The heels grab the defeated, bloodied wreck by the hair as if to taunt her with the presence of what she’s about to lose, tugging it sharply, pulling some dark strands out by the roots so that she might feel her follicles prickle even after there’s nothing left to plug them. As the leather-clad demon takes the scissors, the same pair that made her opponent bleed, a few sticky red drops still drying on the blades, and begins to hack the hair away in rough clumps, the fans scream and cry until it burns. Every single woman in the arena would take this brave soul’s place if they could, would happily sacrifice every hair on their head, every hair they’ll ever grow, would watch it all float to the slippery, sweat-streaked canvas with a smile on their face, tears drying on their cheeks because their hero doesn’t have to suffer anymore. But they can only look on through the flash floods in their eyes as her seconds cover her head with a tracksuit top and whisk her to the backstage area, away from any that might look upon her shaved head and see the ordinary made extraordinary made ordinary again.
“Why are you so upset? It’s just wrestling,” asks one spectator’s boyfriend when she gets home, and finds himself a single man approximately three minutes later. Sometimes it is just wrestling: when no hair or title or pride is at stake and the wrestlers just go through the motions, and the crowd, after nothing more than a good Friday evening out, respond in kind. But not tonight. Not tonight. Not for the women who believe they can fly.
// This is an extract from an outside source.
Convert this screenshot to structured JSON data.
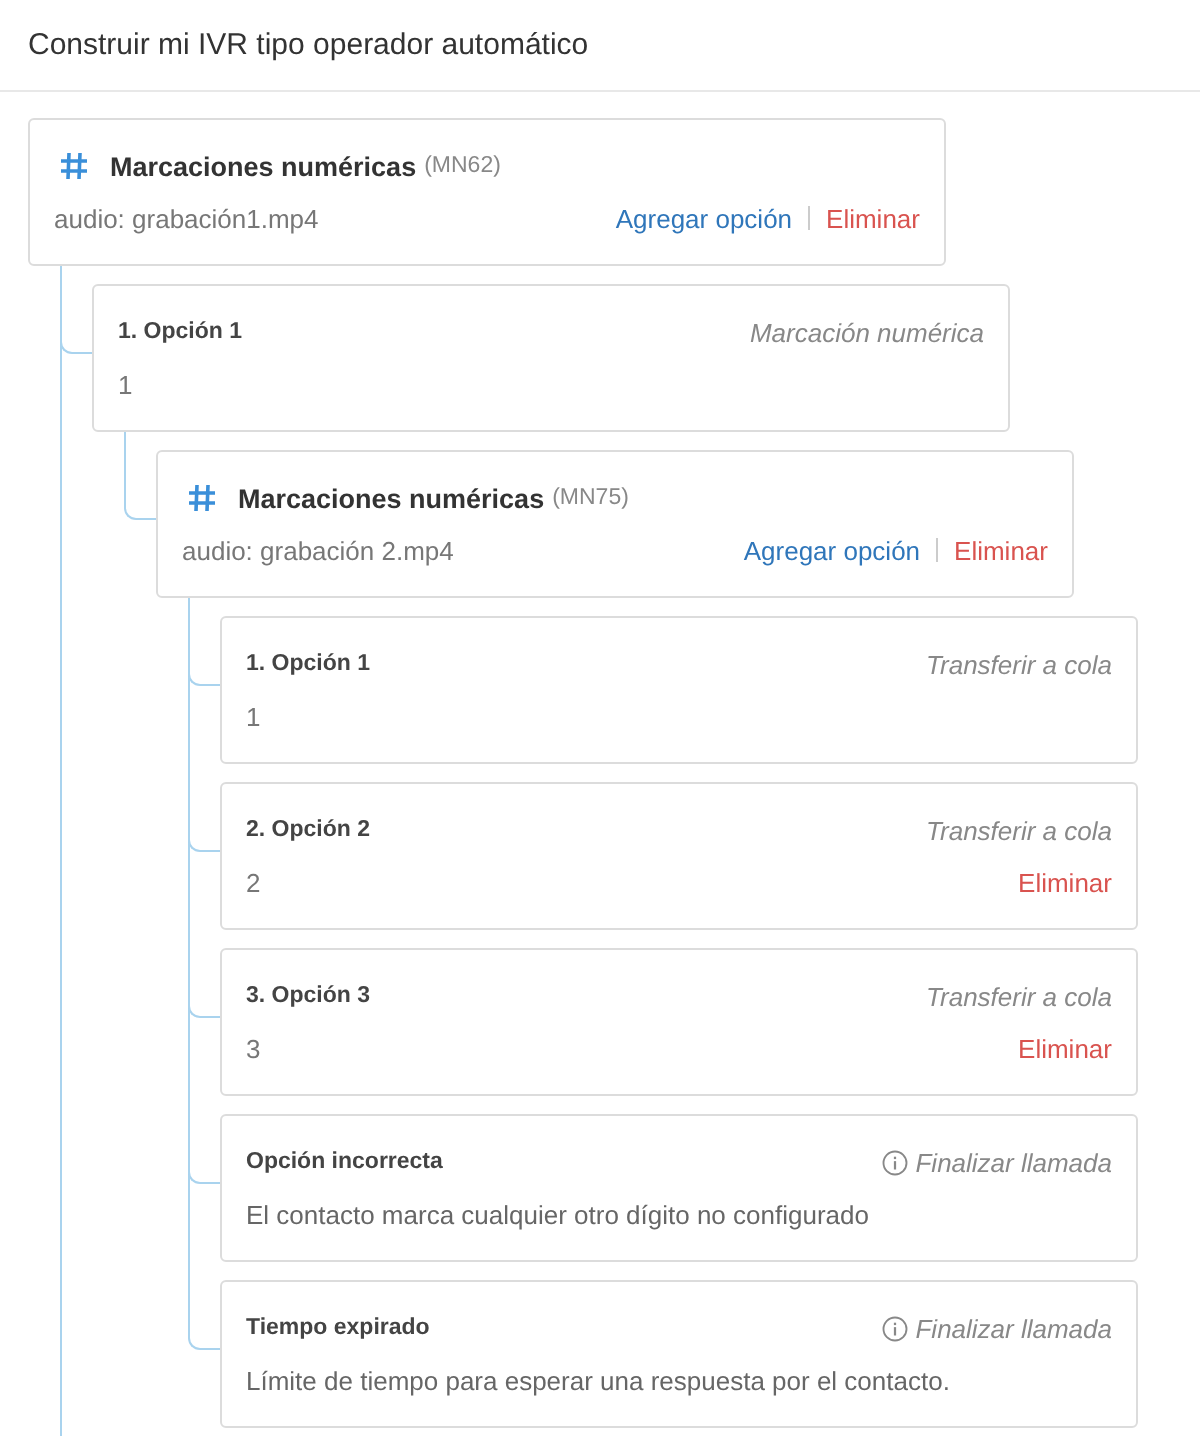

To buy the full version of “The Rise and Fall of Rikidōzan” by George Twigg, please visit this link.